What you have to do =>
From the records below, copy each line that has the word "Share" in it.

Dataset records =>
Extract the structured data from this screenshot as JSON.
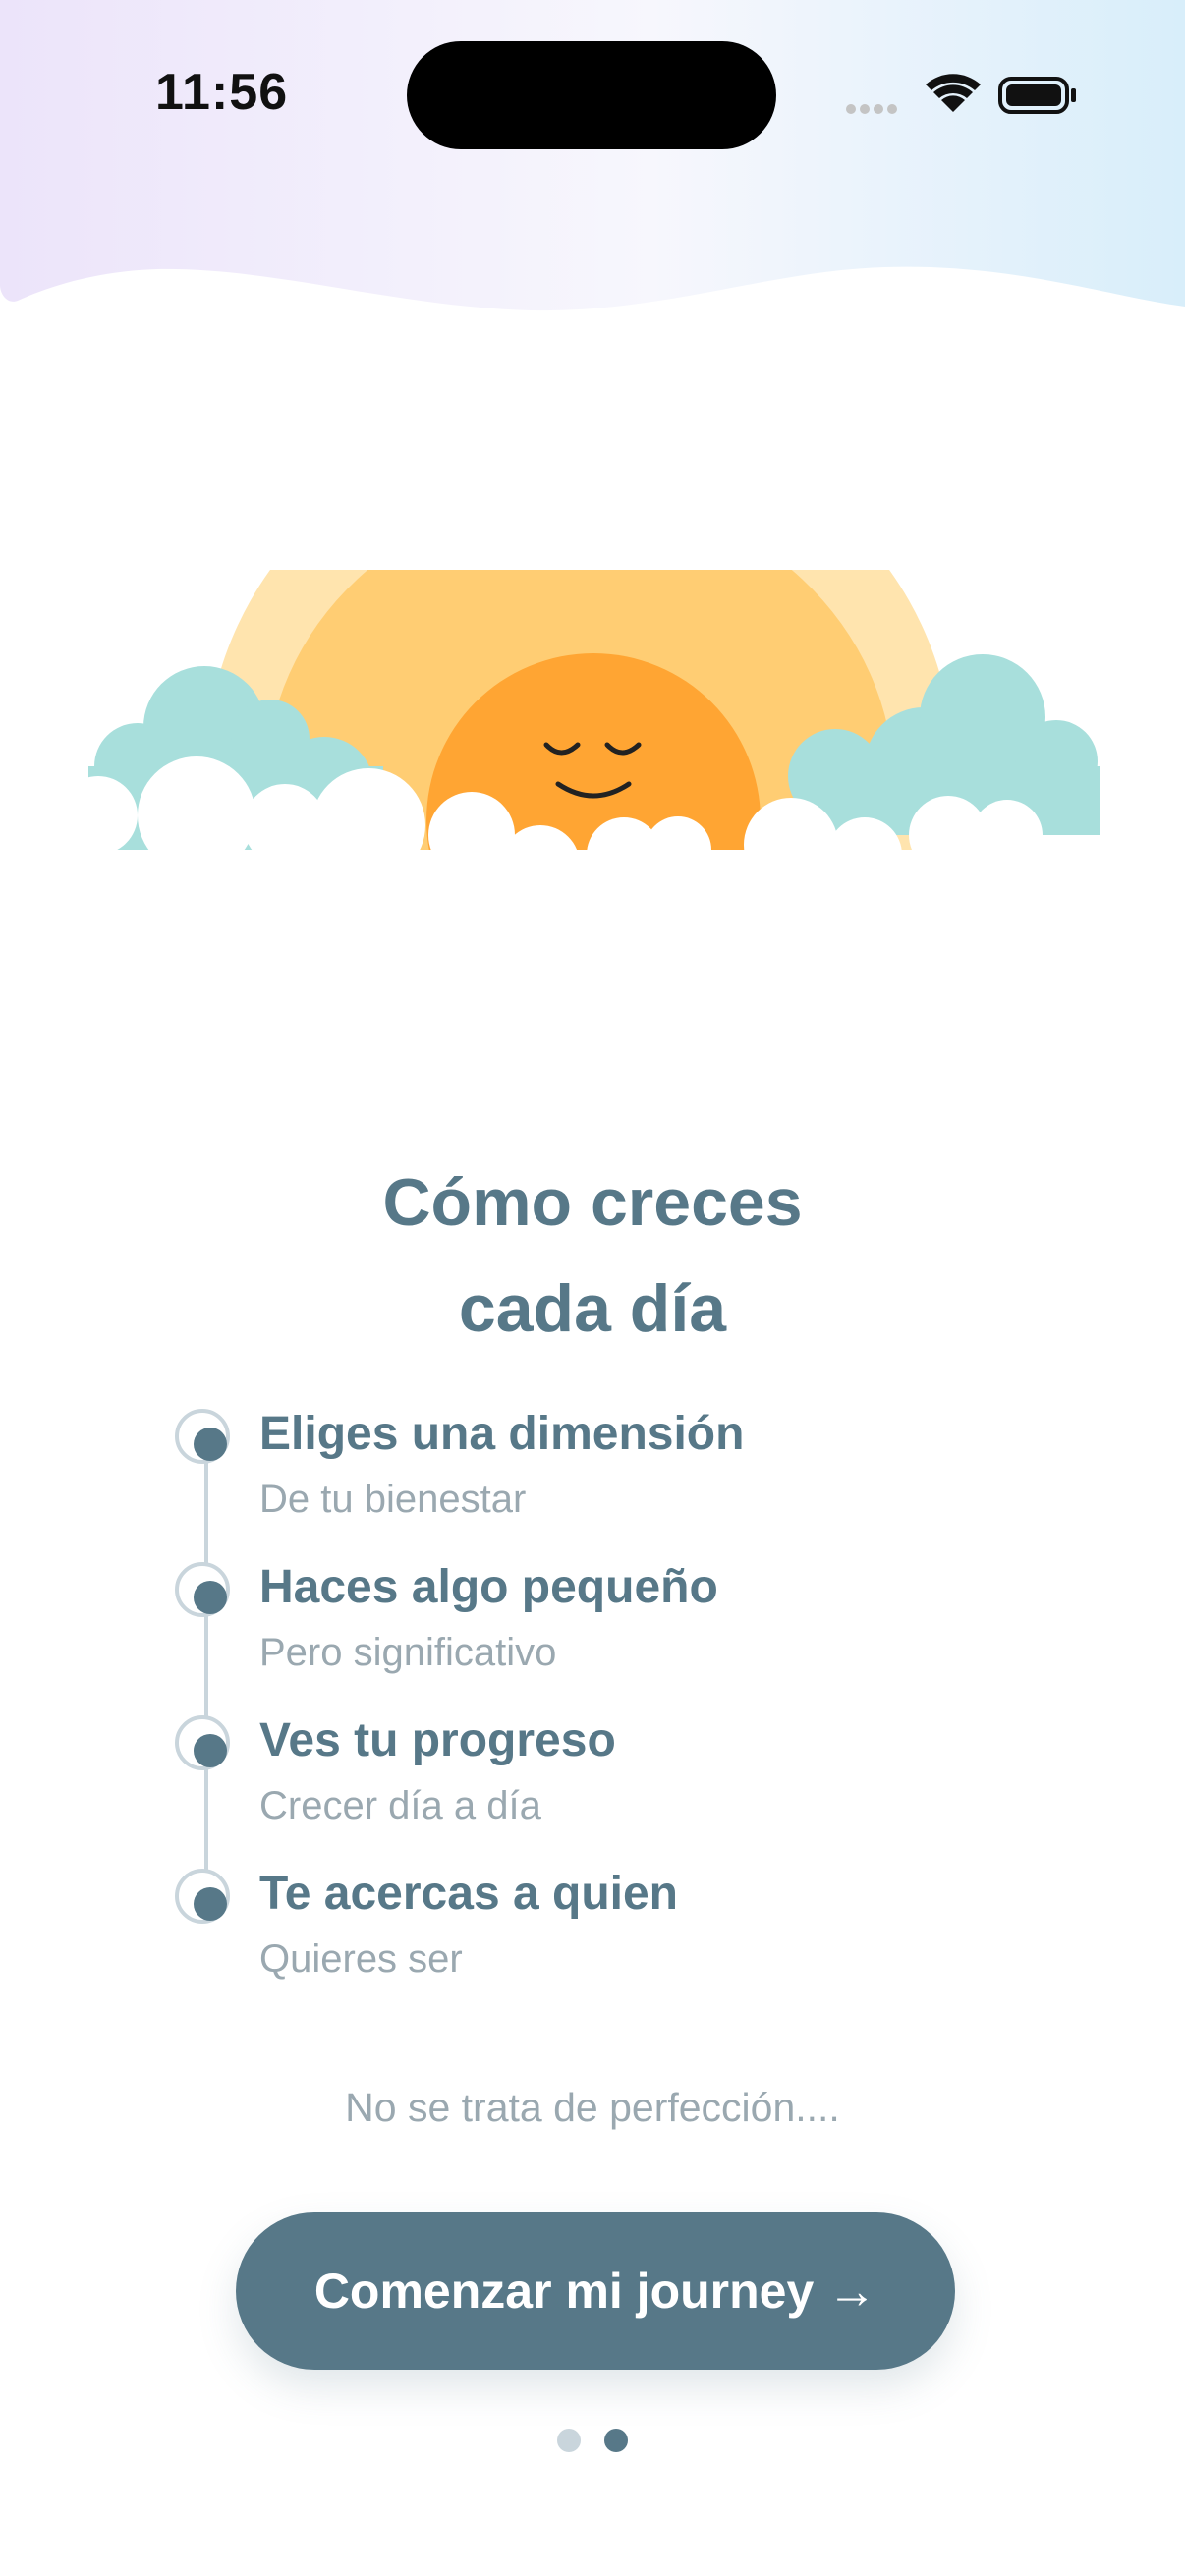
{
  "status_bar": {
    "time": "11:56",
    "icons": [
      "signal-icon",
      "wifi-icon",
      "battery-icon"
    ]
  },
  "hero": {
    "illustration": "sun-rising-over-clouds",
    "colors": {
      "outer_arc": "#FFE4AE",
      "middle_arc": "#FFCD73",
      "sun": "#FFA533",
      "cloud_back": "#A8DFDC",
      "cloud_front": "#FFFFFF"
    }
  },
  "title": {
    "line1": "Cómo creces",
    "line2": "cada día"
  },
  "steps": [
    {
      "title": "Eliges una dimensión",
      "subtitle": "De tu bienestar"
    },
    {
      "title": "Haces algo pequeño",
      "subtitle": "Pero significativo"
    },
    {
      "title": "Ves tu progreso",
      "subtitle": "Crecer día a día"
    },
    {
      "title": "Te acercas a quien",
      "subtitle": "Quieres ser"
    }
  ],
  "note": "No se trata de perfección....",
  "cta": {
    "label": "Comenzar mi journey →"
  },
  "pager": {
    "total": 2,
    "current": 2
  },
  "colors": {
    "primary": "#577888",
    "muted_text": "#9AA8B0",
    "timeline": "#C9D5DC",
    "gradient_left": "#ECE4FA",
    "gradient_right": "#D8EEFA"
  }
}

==

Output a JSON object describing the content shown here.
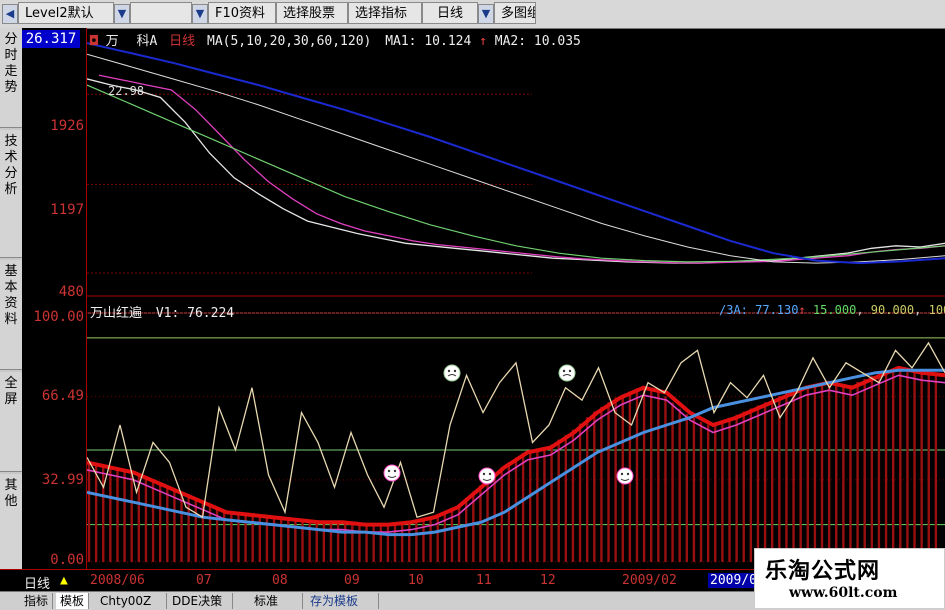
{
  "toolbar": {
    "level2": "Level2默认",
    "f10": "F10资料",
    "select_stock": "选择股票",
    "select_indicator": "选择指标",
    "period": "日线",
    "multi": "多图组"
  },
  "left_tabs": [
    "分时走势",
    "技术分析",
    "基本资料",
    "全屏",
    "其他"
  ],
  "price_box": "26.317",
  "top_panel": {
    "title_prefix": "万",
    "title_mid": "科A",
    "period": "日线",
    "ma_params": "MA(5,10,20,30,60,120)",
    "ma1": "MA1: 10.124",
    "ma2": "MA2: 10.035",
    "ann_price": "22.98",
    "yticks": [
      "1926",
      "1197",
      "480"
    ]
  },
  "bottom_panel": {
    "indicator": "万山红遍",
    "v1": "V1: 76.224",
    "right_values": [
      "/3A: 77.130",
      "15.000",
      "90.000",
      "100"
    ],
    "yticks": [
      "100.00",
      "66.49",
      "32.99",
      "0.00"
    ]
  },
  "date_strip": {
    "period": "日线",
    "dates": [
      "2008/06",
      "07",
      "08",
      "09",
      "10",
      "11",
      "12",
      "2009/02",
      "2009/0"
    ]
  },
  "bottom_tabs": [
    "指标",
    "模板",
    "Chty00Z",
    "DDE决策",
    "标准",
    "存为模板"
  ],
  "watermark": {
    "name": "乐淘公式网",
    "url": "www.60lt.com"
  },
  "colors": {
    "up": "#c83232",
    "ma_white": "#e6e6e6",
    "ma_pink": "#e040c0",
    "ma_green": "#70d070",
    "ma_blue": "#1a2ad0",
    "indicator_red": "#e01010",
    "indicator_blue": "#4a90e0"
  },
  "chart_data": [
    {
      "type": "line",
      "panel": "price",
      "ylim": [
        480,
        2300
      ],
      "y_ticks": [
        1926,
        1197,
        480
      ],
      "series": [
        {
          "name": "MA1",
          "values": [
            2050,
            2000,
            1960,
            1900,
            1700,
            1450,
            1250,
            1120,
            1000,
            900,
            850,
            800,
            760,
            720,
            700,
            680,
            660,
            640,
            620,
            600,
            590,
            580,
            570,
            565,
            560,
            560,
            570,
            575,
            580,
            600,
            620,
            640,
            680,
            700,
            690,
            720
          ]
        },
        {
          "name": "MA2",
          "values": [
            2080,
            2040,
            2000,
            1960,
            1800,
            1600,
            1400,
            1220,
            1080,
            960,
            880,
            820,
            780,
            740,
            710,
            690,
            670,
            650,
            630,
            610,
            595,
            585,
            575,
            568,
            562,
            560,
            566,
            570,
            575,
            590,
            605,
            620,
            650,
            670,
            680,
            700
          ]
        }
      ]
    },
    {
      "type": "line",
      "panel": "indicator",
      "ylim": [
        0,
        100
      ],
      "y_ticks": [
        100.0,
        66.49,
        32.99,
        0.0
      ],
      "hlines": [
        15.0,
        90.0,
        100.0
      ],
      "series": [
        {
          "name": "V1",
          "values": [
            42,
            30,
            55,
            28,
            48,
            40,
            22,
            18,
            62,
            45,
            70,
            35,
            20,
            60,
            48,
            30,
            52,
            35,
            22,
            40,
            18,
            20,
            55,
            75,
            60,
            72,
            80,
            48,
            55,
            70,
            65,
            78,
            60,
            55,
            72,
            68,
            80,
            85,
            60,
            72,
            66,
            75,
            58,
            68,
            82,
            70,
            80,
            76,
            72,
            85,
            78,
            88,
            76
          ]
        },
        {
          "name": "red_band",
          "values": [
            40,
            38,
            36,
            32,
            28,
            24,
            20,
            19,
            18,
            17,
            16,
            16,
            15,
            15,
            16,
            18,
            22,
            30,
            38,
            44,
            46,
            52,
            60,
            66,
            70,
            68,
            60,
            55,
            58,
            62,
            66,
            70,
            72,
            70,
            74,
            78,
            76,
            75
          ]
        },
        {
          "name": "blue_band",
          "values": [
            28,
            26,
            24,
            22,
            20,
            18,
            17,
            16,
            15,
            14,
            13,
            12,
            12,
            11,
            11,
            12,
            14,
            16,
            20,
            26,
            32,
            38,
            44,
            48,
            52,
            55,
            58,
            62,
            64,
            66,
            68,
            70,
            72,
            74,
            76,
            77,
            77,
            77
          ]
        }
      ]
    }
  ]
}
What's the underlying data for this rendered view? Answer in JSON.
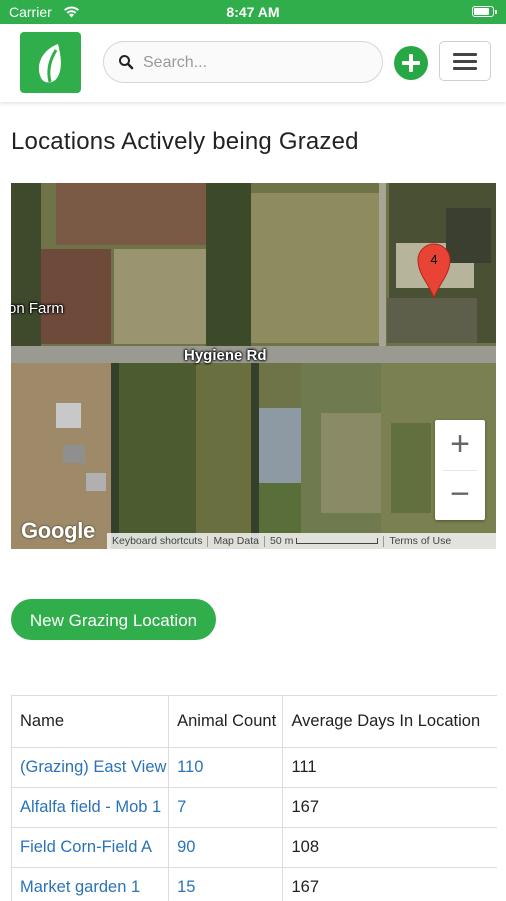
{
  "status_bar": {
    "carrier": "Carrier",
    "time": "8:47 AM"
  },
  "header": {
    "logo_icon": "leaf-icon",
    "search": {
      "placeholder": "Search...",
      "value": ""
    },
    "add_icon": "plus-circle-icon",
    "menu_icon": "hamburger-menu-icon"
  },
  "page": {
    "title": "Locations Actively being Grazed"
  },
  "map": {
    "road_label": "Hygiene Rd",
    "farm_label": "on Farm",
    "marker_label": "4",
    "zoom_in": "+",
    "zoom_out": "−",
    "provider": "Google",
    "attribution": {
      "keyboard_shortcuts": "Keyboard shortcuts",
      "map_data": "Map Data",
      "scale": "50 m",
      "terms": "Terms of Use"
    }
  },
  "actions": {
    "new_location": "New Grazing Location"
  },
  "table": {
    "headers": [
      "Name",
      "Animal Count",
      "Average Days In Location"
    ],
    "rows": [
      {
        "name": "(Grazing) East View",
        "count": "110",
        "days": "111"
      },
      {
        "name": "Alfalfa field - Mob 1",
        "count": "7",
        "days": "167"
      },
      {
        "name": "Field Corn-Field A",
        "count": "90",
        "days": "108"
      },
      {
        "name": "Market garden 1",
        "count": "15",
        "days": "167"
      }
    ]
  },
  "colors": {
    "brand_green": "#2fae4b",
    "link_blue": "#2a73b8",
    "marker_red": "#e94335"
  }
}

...

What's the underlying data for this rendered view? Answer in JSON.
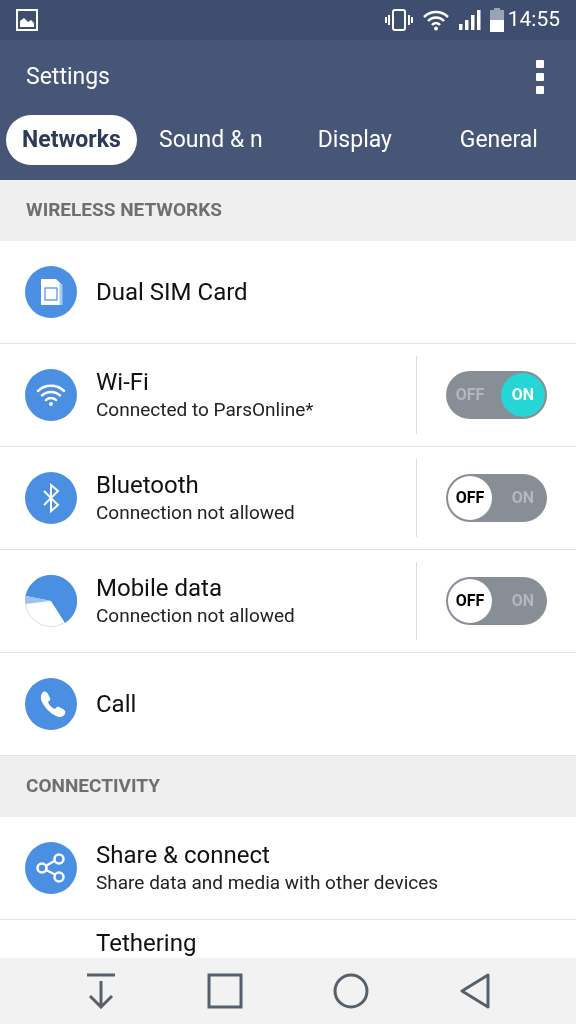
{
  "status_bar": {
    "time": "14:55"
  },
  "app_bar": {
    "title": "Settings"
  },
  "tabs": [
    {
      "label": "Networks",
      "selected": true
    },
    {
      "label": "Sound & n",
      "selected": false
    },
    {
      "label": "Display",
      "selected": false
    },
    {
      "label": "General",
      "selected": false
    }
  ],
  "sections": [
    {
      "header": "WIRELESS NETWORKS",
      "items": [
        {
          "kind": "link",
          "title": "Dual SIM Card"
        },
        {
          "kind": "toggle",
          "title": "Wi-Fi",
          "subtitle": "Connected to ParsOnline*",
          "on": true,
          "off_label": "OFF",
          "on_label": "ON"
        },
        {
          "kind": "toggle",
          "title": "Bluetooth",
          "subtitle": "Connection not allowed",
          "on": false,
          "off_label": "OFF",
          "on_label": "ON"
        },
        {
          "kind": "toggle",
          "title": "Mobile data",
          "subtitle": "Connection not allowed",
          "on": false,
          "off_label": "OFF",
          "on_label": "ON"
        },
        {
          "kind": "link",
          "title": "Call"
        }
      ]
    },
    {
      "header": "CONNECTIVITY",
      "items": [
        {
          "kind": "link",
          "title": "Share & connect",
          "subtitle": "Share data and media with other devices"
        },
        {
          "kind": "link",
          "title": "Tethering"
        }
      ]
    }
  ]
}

Exercise answer =>
          "title": "Share & connect",
          "subtitle": "Share data and media with other devices"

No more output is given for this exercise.